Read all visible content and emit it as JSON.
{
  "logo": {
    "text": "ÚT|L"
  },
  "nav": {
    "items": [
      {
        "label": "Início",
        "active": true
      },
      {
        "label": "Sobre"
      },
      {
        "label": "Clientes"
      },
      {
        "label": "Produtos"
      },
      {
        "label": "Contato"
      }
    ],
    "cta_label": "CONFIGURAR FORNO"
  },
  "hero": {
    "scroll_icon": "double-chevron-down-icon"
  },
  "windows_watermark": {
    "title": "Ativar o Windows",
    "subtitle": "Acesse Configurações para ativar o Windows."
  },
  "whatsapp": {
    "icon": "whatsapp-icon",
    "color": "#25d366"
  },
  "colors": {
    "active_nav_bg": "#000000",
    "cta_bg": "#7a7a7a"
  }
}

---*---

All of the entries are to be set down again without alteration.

Written answer:
Read all visible content and emit it as JSON.
{
  "logo": {
    "text": "ÚT|L"
  },
  "nav": {
    "items": [
      {
        "label": "Início",
        "active": true
      },
      {
        "label": "Sobre"
      },
      {
        "label": "Clientes"
      },
      {
        "label": "Produtos"
      },
      {
        "label": "Contato"
      }
    ],
    "cta_label": "CONFIGURAR FORNO"
  },
  "hero": {
    "scroll_icon": "double-chevron-down-icon"
  },
  "windows_watermark": {
    "title": "Ativar o Windows",
    "subtitle": "Acesse Configurações para ativar o Windows."
  },
  "whatsapp": {
    "icon": "whatsapp-icon",
    "color": "#25d366"
  },
  "colors": {
    "active_nav_bg": "#000000",
    "cta_bg": "#7a7a7a"
  }
}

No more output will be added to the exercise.